Nation-building in the Mideast? What is needed is a Sunni home in Mesopotamia
Jean Daudelin on why its time to reconsider the borders in the Middle East.
Associate professor, Carleton University
In an enthusiastic endorsement of Barrack Obama’s new offensive in Syria, Brookings’ Kenneth Pollack argues that the key to the stability of the region lies in effective nation-building.
In the face of innumerable failures and, over the last 20 years, of the progressive reconfiguration of Germany, Central Europe and the Balkans around newly created — or re-created — ethnic states, Pollack still argues that multi-ethnic or multi-communal nation-building is possible in the Middle-East, from the outside and without rearranging the absurd boundaries of the region.

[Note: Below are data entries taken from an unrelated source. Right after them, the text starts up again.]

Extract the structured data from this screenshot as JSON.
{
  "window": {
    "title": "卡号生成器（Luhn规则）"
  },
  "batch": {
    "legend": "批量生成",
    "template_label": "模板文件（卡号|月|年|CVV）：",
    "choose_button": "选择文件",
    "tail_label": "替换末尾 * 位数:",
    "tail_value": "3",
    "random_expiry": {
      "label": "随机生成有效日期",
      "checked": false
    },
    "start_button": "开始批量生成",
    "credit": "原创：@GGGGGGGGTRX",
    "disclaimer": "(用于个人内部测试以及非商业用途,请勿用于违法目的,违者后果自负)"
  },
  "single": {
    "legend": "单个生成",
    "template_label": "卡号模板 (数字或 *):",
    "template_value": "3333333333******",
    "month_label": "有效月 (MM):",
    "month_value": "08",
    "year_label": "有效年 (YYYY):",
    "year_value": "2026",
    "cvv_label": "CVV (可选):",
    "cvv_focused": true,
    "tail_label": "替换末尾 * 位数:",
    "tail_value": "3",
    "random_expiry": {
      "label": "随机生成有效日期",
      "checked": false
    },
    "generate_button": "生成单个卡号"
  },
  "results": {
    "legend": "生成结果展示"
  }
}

And yet, if it were successful (a big if), the most likely outcome of the strategy he outlines — arming a “moderate” Syrian opposition and helping it take control of the country against both Assad and IS — would be the rise to power, in Syria, of a Sunni regime that would be a mirror image of Iraq’s Shia one, and under which you wouldn’t want to be a minority: Alawite, Kurdish or Christian, in this case, instead of Kurdish and Sunni in Iraq.
As Pollack puts it, “ISIS is the symptom of that underlying problem, not the problem itself.” Fine, but what is the problem and, in particular, what is the problem that can be resolved? He basically argues that the problem is the need to make Syria and Iraq into unified and functional social and political entities in spite of the tensions and the blood over decades of state-led communal repression of communal massacres and wars. This is indeed a problem, but one that nobody since WWII has been able to resolve, especially not through the “reconstruction” of infrastructure and civil society-building by foreign experts who have been failing miserably everywhere they have tried.

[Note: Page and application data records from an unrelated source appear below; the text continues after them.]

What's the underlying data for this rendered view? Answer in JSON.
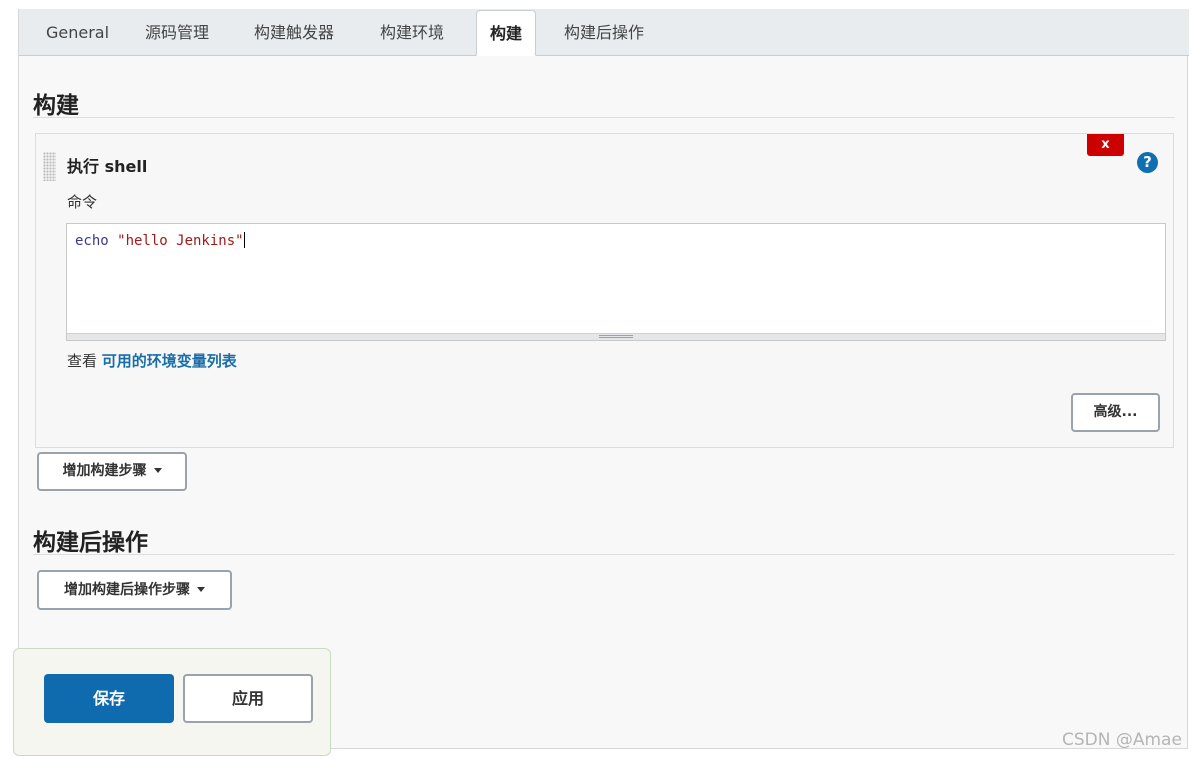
{
  "tabs": [
    {
      "label": "General"
    },
    {
      "label": "源码管理"
    },
    {
      "label": "构建触发器"
    },
    {
      "label": "构建环境"
    },
    {
      "label": "构建",
      "active": true
    },
    {
      "label": "构建后操作"
    }
  ],
  "build_section": {
    "title": "构建",
    "step": {
      "title": "执行 shell",
      "delete_label": "x",
      "help_label": "?",
      "command_label": "命令",
      "command_keyword": "echo",
      "command_string": " \"hello Jenkins\"",
      "env_prefix": "查看 ",
      "env_link": "可用的环境变量列表",
      "advanced_label": "高级..."
    },
    "add_step_label": "增加构建步骤"
  },
  "post_build_section": {
    "title": "构建后操作",
    "add_step_label": "增加构建后操作步骤"
  },
  "footer": {
    "save_label": "保存",
    "apply_label": "应用"
  },
  "watermark": "CSDN @Amae"
}
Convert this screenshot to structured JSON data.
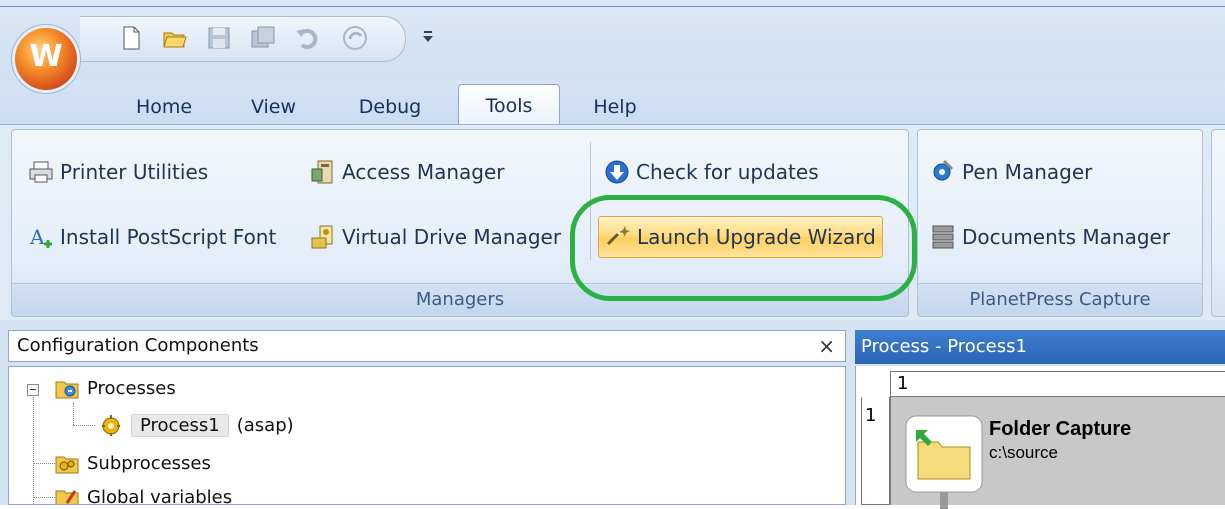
{
  "app": {
    "orb_letter": "W"
  },
  "quick_access": [
    "new-document",
    "open-folder",
    "save",
    "save-all",
    "undo",
    "redo",
    "customize"
  ],
  "tabs": [
    {
      "label": "Home",
      "active": false
    },
    {
      "label": "View",
      "active": false
    },
    {
      "label": "Debug",
      "active": false
    },
    {
      "label": "Tools",
      "active": true
    },
    {
      "label": "Help",
      "active": false
    }
  ],
  "ribbon": {
    "managers": {
      "label": "Managers",
      "printer_utilities": "Printer Utilities",
      "install_postscript_font": "Install PostScript Font",
      "access_manager": "Access Manager",
      "virtual_drive_manager": "Virtual Drive Manager",
      "check_for_updates": "Check for updates",
      "launch_upgrade_wizard": "Launch Upgrade Wizard"
    },
    "planetpress_capture": {
      "label": "PlanetPress Capture",
      "pen_manager": "Pen Manager",
      "documents_manager": "Documents Manager"
    }
  },
  "config_panel": {
    "title": "Configuration Components",
    "close": "×",
    "tree": {
      "processes": "Processes",
      "process1": "Process1",
      "process1_status": "(asap)",
      "subprocesses": "Subprocesses",
      "global_variables": "Global variables"
    }
  },
  "process_panel": {
    "title": "Process - Process1",
    "col_header": "1",
    "row_header": "1",
    "task_title": "Folder Capture",
    "task_path": "c:\\source"
  },
  "colors": {
    "highlight_border": "#2bb043",
    "active_button": "#ffd877",
    "panel_header": "#2a64b5"
  }
}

And for good reason: what is being sought is not nation-building but nation denial, nation breakdown, nation oppression and nation fragmentation among artificial states. In a few rich democratic countries like Canada, the UK (barely) and Spain (for now) it has been possible to sustain multi-communal nations. Everywhere else, it just hasn’t worked.

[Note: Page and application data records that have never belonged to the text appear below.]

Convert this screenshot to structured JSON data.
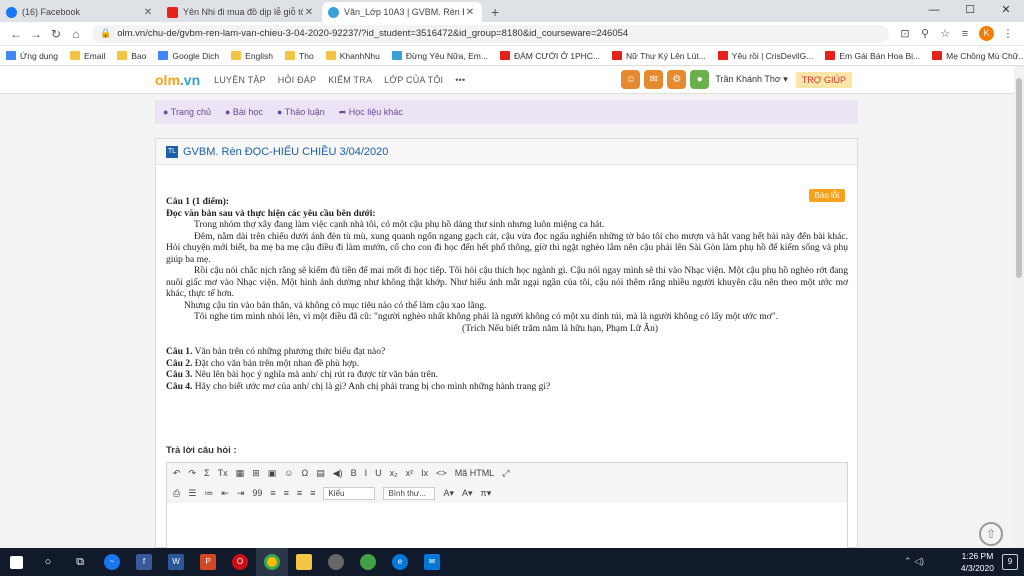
{
  "browser": {
    "tabs": [
      {
        "title": "(16) Facebook",
        "color": "#1877f2"
      },
      {
        "title": "Yên Nhi đi mua đồ dịp lễ giỗ tổ",
        "color": "#e62117"
      },
      {
        "title": "Văn_Lớp 10A3 | GVBM. Rèn ĐỌC...",
        "color": "#3aa0d8"
      }
    ],
    "new_tab": "+",
    "url": "olm.vn/chu-de/gvbm-ren-lam-van-chieu-3-04-2020-92237/?id_student=3516472&id_group=8180&id_courseware=246054",
    "profile_initial": "K"
  },
  "bookmarks": [
    {
      "label": "Ứng dụng",
      "color": "#4285f4"
    },
    {
      "label": "Email",
      "color": "#f4c542"
    },
    {
      "label": "Bao",
      "color": "#f4c542"
    },
    {
      "label": "Google Dịch",
      "color": "#4285f4"
    },
    {
      "label": "English",
      "color": "#f4c542"
    },
    {
      "label": "Tho",
      "color": "#f4c542"
    },
    {
      "label": "KhanhNhu",
      "color": "#f4c542"
    },
    {
      "label": "Đừng Yêu Nữa, Em...",
      "color": "#3aa0d8"
    },
    {
      "label": "ĐÁM CƯỚI Ở 1PHC...",
      "color": "#e62117"
    },
    {
      "label": "Nữ Thư Ký Lên Lút...",
      "color": "#e62117"
    },
    {
      "label": "Yêu rồi | CrisDevilG...",
      "color": "#e62117"
    },
    {
      "label": "Em Gái Bán Hoa Bị...",
      "color": "#e62117"
    },
    {
      "label": "Mẹ Chồng Mù Chữ...",
      "color": "#e62117"
    }
  ],
  "site": {
    "logo_main": "olm",
    "logo_suffix": ".vn",
    "menu": [
      "LUYỆN TẬP",
      "HỎI ĐÁP",
      "KIỂM TRA",
      "LỚP CỦA TÔI",
      "•••"
    ],
    "user": "Trần Khánh Thơ ▾",
    "help": "TRỢ GIÚP",
    "subnav": [
      "● Trang chủ",
      "● Bài học",
      "● Thảo luận",
      "➦ Học liệu khác"
    ]
  },
  "card": {
    "badge": "TL",
    "title": "GVBM. Rèn ĐỌC-HIỂU CHIỀU 3/04/2020",
    "report": "Báo lỗi",
    "q_header": "Câu 1 (1 điểm):",
    "instruction": "Đọc văn bản sau và thực hiện các yêu cầu bên dưới:",
    "passage": [
      "Trong nhóm thợ xây đang làm việc cạnh nhà tôi, có một cậu phụ hồ dáng thư sinh nhưng luôn miệng ca hát.",
      "Đêm, nằm dài trên chiếu dưới ánh đèn tù mù, xung quanh ngổn ngang gạch cát, cậu vừa đọc ngấu nghiến những tờ báo tôi cho mượn và hắt vang hết bài này đến bài khác. Hỏi chuyện mới biết, ba mẹ ba mẹ cậu điều đi làm mướn, cố cho con đi học đến hết phổ thông, giờ thì ngặt nghèo lắm nên cậu phải lên Sài Gòn làm phụ hồ để kiếm sống và phụ giúp ba mẹ.",
      "Rồi cậu nói chắc nịch rằng sẽ kiếm đủ tiền để mai mốt đi học tiếp. Tôi hỏi cậu thích học ngành gì. Cậu nói ngay mình sẽ thi vào Nhạc viện. Một cậu phụ hồ nghèo rớt đang nuôi giấc mơ vào Nhạc viện. Một hình ảnh dường như không thật khớp. Như hiểu ánh mắt ngại ngần của tôi, cậu nói thêm rằng nhiều người khuyên cậu nên theo một ước mơ khác, thực tế hơn.",
      "Nhưng cậu tin vào bản thân, và không có mục tiêu nào có thể làm cậu xao lãng.",
      "Tôi nghe tim mình nhói lên, vì một điều đã cũ: \"người nghèo nhất không phải là người không có một xu dính túi, mà là người không có lấy một ước mơ\"."
    ],
    "citation": "(Trích Nếu biết trăm năm là hữu hạn, Phạm Lữ Ân)",
    "questions": [
      {
        "label": "Câu 1.",
        "text": " Văn bản trên có những phương thức biểu đạt nào?"
      },
      {
        "label": "Câu 2.",
        "text": " Đặt cho văn bản trên một nhan đề phù hợp."
      },
      {
        "label": "Câu 3.",
        "text": " Nêu lên bài học ý nghĩa mà anh/ chị rút ra được từ văn bản trên."
      },
      {
        "label": "Câu 4.",
        "text": " Hãy cho biết ước mơ của anh/ chị là gì? Anh chị phải trang bị cho mình những hành trang gì?"
      }
    ],
    "answer_label": "Trả lời câu hỏi :",
    "toolbar1": [
      "↶",
      "↷",
      "Σ",
      "Tx",
      "▦",
      "⊞",
      "▣",
      "☺",
      "Ω",
      "▤",
      "◀)",
      "B",
      "I",
      "U",
      "x₂",
      "x²",
      "Ix",
      "<>",
      "Mã HTML",
      "⤢"
    ],
    "toolbar2": [
      "⎙",
      "☰",
      "≔",
      "⇤",
      "⇥",
      "99",
      "≡",
      "≡",
      "≡",
      "≡"
    ],
    "style_select": "Kiểu",
    "format_select": "Bình thư...",
    "toolbar3": [
      "A▾",
      "A▾",
      "π▾"
    ]
  },
  "taskbar": {
    "time": "1:26 PM",
    "date": "4/3/2020",
    "notifications": "9"
  }
}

ISIS is the symptom of the failure of the state system that Britain and France, then the United States, and now the UN, have been trying to salvage for decades. It is the expression of a nationalist claim on the part of Sunni populations in Syria and Iraq that just will not (in the case of Syria) or that could not (in the case of Iraq) continue to live under political regimes that are dominated by other communities. Take the Sunni of Iraq and Syria out of ISIS — or the Pashtun out of the Talibans — and you are left with a weak movement devoid or territorial or social anchor.
Aside from the re-establishment of communal dictatorships that would happen to represent majorities, instead of minorities, nothing good can come from the kind of nation building that Pollack advocates. The only sustainable solution to the problem is the creation of a Sunni state on a territory that currently straddles Syria and Iraq. In this region, remember, Sunni Arabs have no home, unlike the Kurds (almost), Shia Arabs, and Shia Persians.
As Jeffrey Herbst has been arguing for years, this kind of solution also beckons in the Democratic Republic of the Congo and, I would add, in Rwanda, Burundi, Somalia and a number of other countries.
I can hear the standard objections: re-opening the border issues would lead to chaos and anyway, we don’t do that anymore. We patch things up at the UN.
Well, chaos is here and has been here for a long while and, as I mentioned before, we have in fact been doing lots of boundary adjustments in recent years, though only in Europe and almost exclusively with white people. The time has come to open up the communal state club to other peoples.